:: EXERCISE DESCRIPTION ::
Filter the records for "screenshot" and keep each line that has it.

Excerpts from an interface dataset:
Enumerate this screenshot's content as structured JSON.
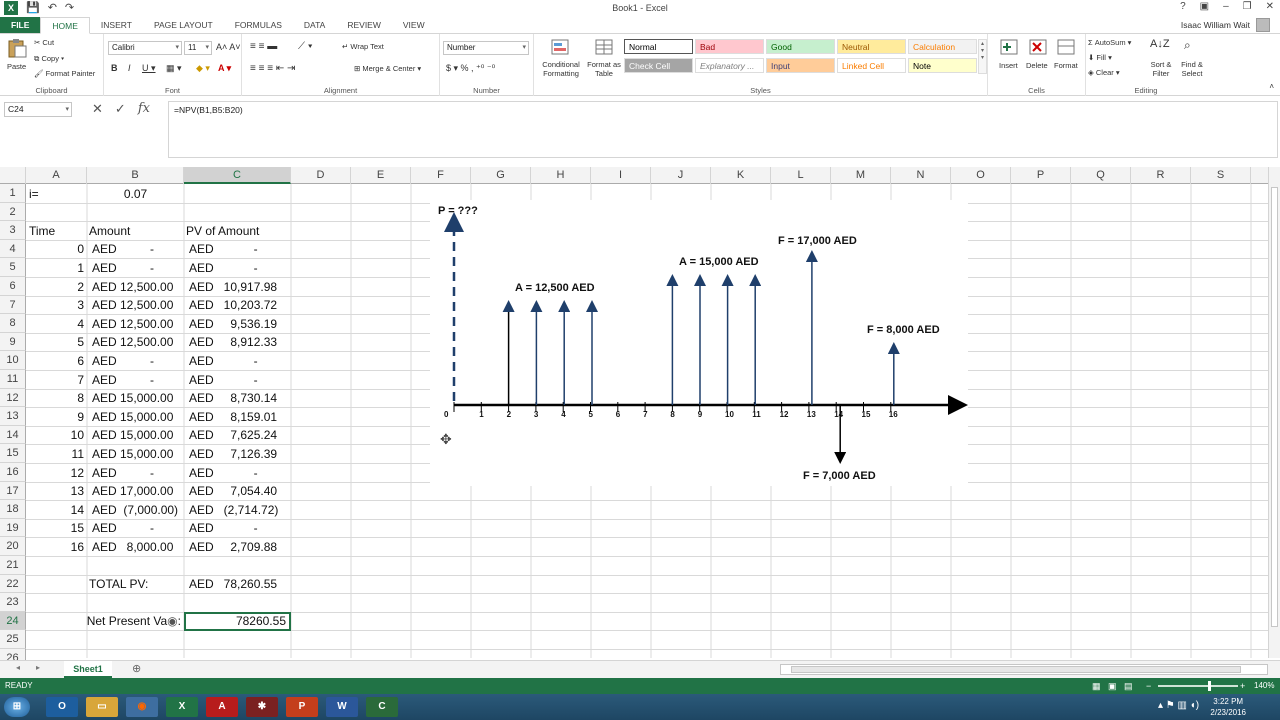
{
  "app": {
    "title": "Book1 - Excel",
    "user": "Isaac William Wait"
  },
  "tabs": [
    "FILE",
    "HOME",
    "INSERT",
    "PAGE LAYOUT",
    "FORMULAS",
    "DATA",
    "REVIEW",
    "VIEW"
  ],
  "ribbon": {
    "clipboard": {
      "paste": "Paste",
      "cut": "Cut",
      "copy": "Copy",
      "format_painter": "Format Painter",
      "label": "Clipboard"
    },
    "font": {
      "name": "Calibri",
      "size": "11",
      "label": "Font"
    },
    "alignment": {
      "wrap_text": "Wrap Text",
      "merge_center": "Merge & Center",
      "label": "Alignment"
    },
    "number": {
      "format": "Number",
      "label": "Number"
    },
    "styles": {
      "conditional": "Conditional Formatting",
      "format_table": "Format as Table",
      "cells": [
        {
          "name": "Normal",
          "bg": "#ffffff",
          "fg": "#000000"
        },
        {
          "name": "Bad",
          "bg": "#ffc7ce",
          "fg": "#9c0006"
        },
        {
          "name": "Good",
          "bg": "#c6efce",
          "fg": "#006100"
        },
        {
          "name": "Neutral",
          "bg": "#ffeb9c",
          "fg": "#9c5700"
        },
        {
          "name": "Calculation",
          "bg": "#f2f2f2",
          "fg": "#fa7d00"
        },
        {
          "name": "Check Cell",
          "bg": "#a5a5a5",
          "fg": "#ffffff"
        },
        {
          "name": "Explanatory ...",
          "bg": "#ffffff",
          "fg": "#7f7f7f"
        },
        {
          "name": "Input",
          "bg": "#ffcc99",
          "fg": "#3f3f76"
        },
        {
          "name": "Linked Cell",
          "bg": "#ffffff",
          "fg": "#fa7d00"
        },
        {
          "name": "Note",
          "bg": "#ffffcc",
          "fg": "#000000"
        }
      ],
      "label": "Styles"
    },
    "cells": {
      "insert": "Insert",
      "delete": "Delete",
      "format": "Format",
      "label": "Cells"
    },
    "editing": {
      "autosum": "AutoSum",
      "fill": "Fill",
      "clear": "Clear",
      "sort": "Sort & Filter",
      "find": "Find & Select",
      "label": "Editing"
    }
  },
  "formula_bar": {
    "name_box": "C24",
    "formula": "=NPV(B1,B5:B20)"
  },
  "columns": [
    "A",
    "B",
    "C",
    "D",
    "E",
    "F",
    "G",
    "H",
    "I",
    "J",
    "K",
    "L",
    "M",
    "N",
    "O",
    "P",
    "Q",
    "R",
    "S"
  ],
  "rows": [
    "1",
    "2",
    "3",
    "4",
    "5",
    "6",
    "7",
    "8",
    "9",
    "10",
    "11",
    "12",
    "13",
    "14",
    "15",
    "16",
    "17",
    "18",
    "19",
    "20",
    "21",
    "22",
    "23",
    "24",
    "25",
    "26"
  ],
  "sheet": {
    "a1": "i=",
    "b1": "0.07",
    "a3": "Time",
    "b3": "Amount",
    "c3": "PV of Amount",
    "table": [
      {
        "t": "0",
        "amt": "AED          -",
        "pv": "AED            -"
      },
      {
        "t": "1",
        "amt": "AED          -",
        "pv": "AED            -"
      },
      {
        "t": "2",
        "amt": "AED 12,500.00",
        "pv": "AED   10,917.98"
      },
      {
        "t": "3",
        "amt": "AED 12,500.00",
        "pv": "AED   10,203.72"
      },
      {
        "t": "4",
        "amt": "AED 12,500.00",
        "pv": "AED     9,536.19"
      },
      {
        "t": "5",
        "amt": "AED 12,500.00",
        "pv": "AED     8,912.33"
      },
      {
        "t": "6",
        "amt": "AED          -",
        "pv": "AED            -"
      },
      {
        "t": "7",
        "amt": "AED          -",
        "pv": "AED            -"
      },
      {
        "t": "8",
        "amt": "AED 15,000.00",
        "pv": "AED     8,730.14"
      },
      {
        "t": "9",
        "amt": "AED 15,000.00",
        "pv": "AED     8,159.01"
      },
      {
        "t": "10",
        "amt": "AED 15,000.00",
        "pv": "AED     7,625.24"
      },
      {
        "t": "11",
        "amt": "AED 15,000.00",
        "pv": "AED     7,126.39"
      },
      {
        "t": "12",
        "amt": "AED          -",
        "pv": "AED            -"
      },
      {
        "t": "13",
        "amt": "AED 17,000.00",
        "pv": "AED     7,054.40"
      },
      {
        "t": "14",
        "amt": "AED  (7,000.00)",
        "pv": "AED   (2,714.72)"
      },
      {
        "t": "15",
        "amt": "AED          -",
        "pv": "AED            -"
      },
      {
        "t": "16",
        "amt": "AED   8,000.00",
        "pv": "AED     2,709.88"
      }
    ],
    "b22": "TOTAL PV:",
    "c22": "AED   78,260.55",
    "a24": "Net Present Va",
    "c24": "78260.55"
  },
  "diagram": {
    "p_label": "P = ???",
    "a1_label": "A = 12,500 AED",
    "a2_label": "A = 15,000 AED",
    "f17_label": "F = 17,000 AED",
    "f8_label": "F = 8,000 AED",
    "f7_label": "F = 7,000 AED",
    "ticks": [
      "0",
      "1",
      "2",
      "3",
      "4",
      "5",
      "6",
      "7",
      "8",
      "9",
      "10",
      "11",
      "12",
      "13",
      "14",
      "15",
      "16"
    ]
  },
  "sheet_tab": "Sheet1",
  "status": "READY",
  "zoom": "140%",
  "clock": {
    "time": "3:22 PM",
    "date": "2/23/2016"
  }
}
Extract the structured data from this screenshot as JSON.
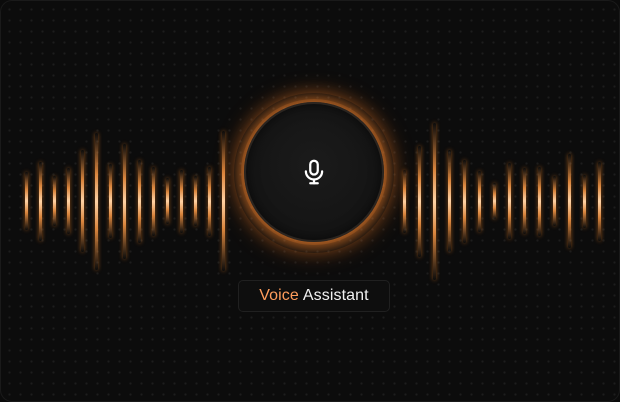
{
  "assistant": {
    "label_accent": "Voice",
    "label_rest": "Assistant",
    "icon": "microphone-icon"
  },
  "theme": {
    "accent": "#ff9d5c",
    "glow": "#ff8a2e",
    "background": "#0c0c0c",
    "text": "#f2f2f2"
  },
  "waveform": {
    "left_levels": [
      0.35,
      0.48,
      0.3,
      0.4,
      0.62,
      0.83,
      0.45,
      0.7,
      0.5,
      0.42,
      0.28,
      0.38,
      0.3,
      0.42,
      0.85
    ],
    "right_levels": [
      0.38,
      0.67,
      0.95,
      0.62,
      0.5,
      0.37,
      0.22,
      0.46,
      0.4,
      0.42,
      0.3,
      0.57,
      0.32,
      0.48
    ]
  }
}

:: SOLVED PROBLEM ::
Enumerate this screenshot's content as structured JSON.
Extract the structured data from this screenshot as JSON.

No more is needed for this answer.